▸ **WHAT THE TASK ASKS**:
The required output is the complete data, repeated without alteration.

== Segment start ==

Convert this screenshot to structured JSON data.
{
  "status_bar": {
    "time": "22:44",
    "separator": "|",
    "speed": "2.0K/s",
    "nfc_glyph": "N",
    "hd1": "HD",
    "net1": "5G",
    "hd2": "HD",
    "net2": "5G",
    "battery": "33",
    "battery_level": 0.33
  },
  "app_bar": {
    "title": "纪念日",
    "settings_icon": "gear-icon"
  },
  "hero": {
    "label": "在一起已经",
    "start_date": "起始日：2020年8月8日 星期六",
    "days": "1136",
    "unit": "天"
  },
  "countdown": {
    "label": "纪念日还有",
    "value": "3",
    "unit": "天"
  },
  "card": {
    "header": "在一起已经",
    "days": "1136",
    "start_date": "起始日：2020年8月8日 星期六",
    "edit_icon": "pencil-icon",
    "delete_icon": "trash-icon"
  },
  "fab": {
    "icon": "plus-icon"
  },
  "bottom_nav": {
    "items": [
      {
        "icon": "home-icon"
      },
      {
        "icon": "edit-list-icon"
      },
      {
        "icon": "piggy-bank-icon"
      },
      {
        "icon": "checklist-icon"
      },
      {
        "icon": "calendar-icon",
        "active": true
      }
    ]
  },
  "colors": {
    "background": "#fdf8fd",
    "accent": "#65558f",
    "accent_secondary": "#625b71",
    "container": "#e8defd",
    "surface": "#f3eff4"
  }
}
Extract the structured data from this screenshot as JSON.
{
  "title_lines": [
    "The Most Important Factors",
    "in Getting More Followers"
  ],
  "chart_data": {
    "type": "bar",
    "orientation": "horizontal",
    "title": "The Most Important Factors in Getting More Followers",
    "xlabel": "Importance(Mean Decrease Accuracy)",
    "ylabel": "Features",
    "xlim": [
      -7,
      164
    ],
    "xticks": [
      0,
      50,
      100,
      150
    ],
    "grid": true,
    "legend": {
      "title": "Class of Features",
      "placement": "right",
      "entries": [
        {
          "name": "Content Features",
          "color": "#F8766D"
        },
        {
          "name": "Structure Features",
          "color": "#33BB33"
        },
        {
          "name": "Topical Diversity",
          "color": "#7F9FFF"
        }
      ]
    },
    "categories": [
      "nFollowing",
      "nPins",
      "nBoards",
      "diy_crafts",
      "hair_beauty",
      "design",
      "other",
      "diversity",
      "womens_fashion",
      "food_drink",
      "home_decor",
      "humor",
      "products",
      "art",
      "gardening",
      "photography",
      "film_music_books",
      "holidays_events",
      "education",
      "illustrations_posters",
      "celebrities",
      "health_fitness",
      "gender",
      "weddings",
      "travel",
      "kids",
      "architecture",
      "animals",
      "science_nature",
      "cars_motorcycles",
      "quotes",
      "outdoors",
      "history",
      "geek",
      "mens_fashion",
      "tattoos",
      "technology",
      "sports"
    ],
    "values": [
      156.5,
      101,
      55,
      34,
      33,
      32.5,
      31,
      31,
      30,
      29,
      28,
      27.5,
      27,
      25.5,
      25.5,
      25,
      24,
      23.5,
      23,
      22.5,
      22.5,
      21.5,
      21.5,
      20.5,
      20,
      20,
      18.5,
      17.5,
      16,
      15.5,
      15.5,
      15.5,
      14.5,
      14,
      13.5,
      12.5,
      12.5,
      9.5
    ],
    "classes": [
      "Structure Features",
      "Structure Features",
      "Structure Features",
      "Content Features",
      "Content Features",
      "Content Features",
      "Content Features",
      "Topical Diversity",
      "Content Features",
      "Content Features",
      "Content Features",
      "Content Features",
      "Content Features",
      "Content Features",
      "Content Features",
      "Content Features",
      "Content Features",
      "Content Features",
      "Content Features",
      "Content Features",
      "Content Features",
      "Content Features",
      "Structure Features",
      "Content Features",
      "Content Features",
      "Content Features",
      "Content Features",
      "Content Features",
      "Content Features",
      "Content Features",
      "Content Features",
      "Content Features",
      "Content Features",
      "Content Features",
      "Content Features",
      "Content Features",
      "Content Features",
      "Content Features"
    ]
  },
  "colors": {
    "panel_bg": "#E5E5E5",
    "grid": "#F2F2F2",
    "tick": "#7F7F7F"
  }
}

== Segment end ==

▸ **RESULT FOR THIS EXERCISE**:
Convert this screenshot to structured JSON data.
{
  "status_bar": {
    "time": "22:44",
    "separator": "|",
    "speed": "2.0K/s",
    "nfc_glyph": "N",
    "hd1": "HD",
    "net1": "5G",
    "hd2": "HD",
    "net2": "5G",
    "battery": "33",
    "battery_level": 0.33
  },
  "app_bar": {
    "title": "纪念日",
    "settings_icon": "gear-icon"
  },
  "hero": {
    "label": "在一起已经",
    "start_date": "起始日：2020年8月8日 星期六",
    "days": "1136",
    "unit": "天"
  },
  "countdown": {
    "label": "纪念日还有",
    "value": "3",
    "unit": "天"
  },
  "card": {
    "header": "在一起已经",
    "days": "1136",
    "start_date": "起始日：2020年8月8日 星期六",
    "edit_icon": "pencil-icon",
    "delete_icon": "trash-icon"
  },
  "fab": {
    "icon": "plus-icon"
  },
  "bottom_nav": {
    "items": [
      {
        "icon": "home-icon"
      },
      {
        "icon": "edit-list-icon"
      },
      {
        "icon": "piggy-bank-icon"
      },
      {
        "icon": "checklist-icon"
      },
      {
        "icon": "calendar-icon",
        "active": true
      }
    ]
  },
  "colors": {
    "background": "#fdf8fd",
    "accent": "#65558f",
    "accent_secondary": "#625b71",
    "container": "#e8defd",
    "surface": "#f3eff4"
  }
}
Extract the structured data from this screenshot as JSON.
{
  "title_lines": [
    "The Most Important Factors",
    "in Getting More Followers"
  ],
  "chart_data": {
    "type": "bar",
    "orientation": "horizontal",
    "title": "The Most Important Factors in Getting More Followers",
    "xlabel": "Importance(Mean Decrease Accuracy)",
    "ylabel": "Features",
    "xlim": [
      -7,
      164
    ],
    "xticks": [
      0,
      50,
      100,
      150
    ],
    "grid": true,
    "legend": {
      "title": "Class of Features",
      "placement": "right",
      "entries": [
        {
          "name": "Content Features",
          "color": "#F8766D"
        },
        {
          "name": "Structure Features",
          "color": "#33BB33"
        },
        {
          "name": "Topical Diversity",
          "color": "#7F9FFF"
        }
      ]
    },
    "categories": [
      "nFollowing",
      "nPins",
      "nBoards",
      "diy_crafts",
      "hair_beauty",
      "design",
      "other",
      "diversity",
      "womens_fashion",
      "food_drink",
      "home_decor",
      "humor",
      "products",
      "art",
      "gardening",
      "photography",
      "film_music_books",
      "holidays_events",
      "education",
      "illustrations_posters",
      "celebrities",
      "health_fitness",
      "gender",
      "weddings",
      "travel",
      "kids",
      "architecture",
      "animals",
      "science_nature",
      "cars_motorcycles",
      "quotes",
      "outdoors",
      "history",
      "geek",
      "mens_fashion",
      "tattoos",
      "technology",
      "sports"
    ],
    "values": [
      156.5,
      101,
      55,
      34,
      33,
      32.5,
      31,
      31,
      30,
      29,
      28,
      27.5,
      27,
      25.5,
      25.5,
      25,
      24,
      23.5,
      23,
      22.5,
      22.5,
      21.5,
      21.5,
      20.5,
      20,
      20,
      18.5,
      17.5,
      16,
      15.5,
      15.5,
      15.5,
      14.5,
      14,
      13.5,
      12.5,
      12.5,
      9.5
    ],
    "classes": [
      "Structure Features",
      "Structure Features",
      "Structure Features",
      "Content Features",
      "Content Features",
      "Content Features",
      "Content Features",
      "Topical Diversity",
      "Content Features",
      "Content Features",
      "Content Features",
      "Content Features",
      "Content Features",
      "Content Features",
      "Content Features",
      "Content Features",
      "Content Features",
      "Content Features",
      "Content Features",
      "Content Features",
      "Content Features",
      "Content Features",
      "Structure Features",
      "Content Features",
      "Content Features",
      "Content Features",
      "Content Features",
      "Content Features",
      "Content Features",
      "Content Features",
      "Content Features",
      "Content Features",
      "Content Features",
      "Content Features",
      "Content Features",
      "Content Features",
      "Content Features",
      "Content Features"
    ]
  },
  "colors": {
    "panel_bg": "#E5E5E5",
    "grid": "#F2F2F2",
    "tick": "#7F7F7F"
  }
}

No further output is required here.